Towards a Knowledge Perspective on Organization
The core process-of-knowing in processing of information was found to be reduction of information, defined as "Infoduction". Tradition of the processes-of-knowing and indirect transfer of information were found to constitute vital elements in how organising took place.
Two markets, an Information market and a Know-how market, were identified. Both markets were based on infoduction and were interrelated but they were characterised by different customer relationships. The information market could be seen as a market for products characterised by surplus. On the know-how market, the whole process-of-knowing is transferred in an interactive process. A dichotomy between professional and organisational traditions of knowledge was identified as the most influential. Organising was found to be "non-managed". Power was found to cycle between one of two traditions determining the agenda for discussion.
The strategy was found to be a process that emerged from the professional knowledge tradition.
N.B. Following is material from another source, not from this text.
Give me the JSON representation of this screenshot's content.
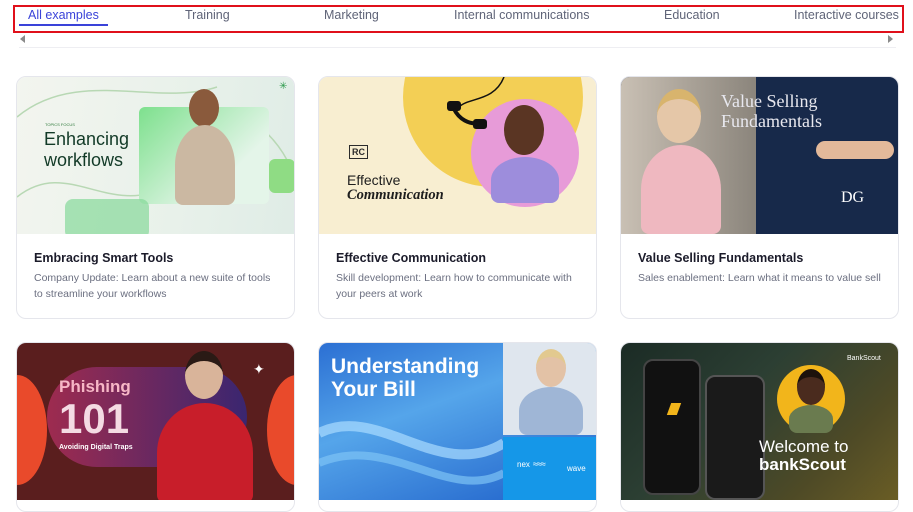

Later, two tracks of expansion emerged and a dual strategic pattern was identified: one based on the professional knowledge tradition and the other on the organisational knowledge tradition. General implications of the study for other information processing organisations are discussed and further research leading towards a more comprehensive Knowledge Perspective on Organisation is suggested.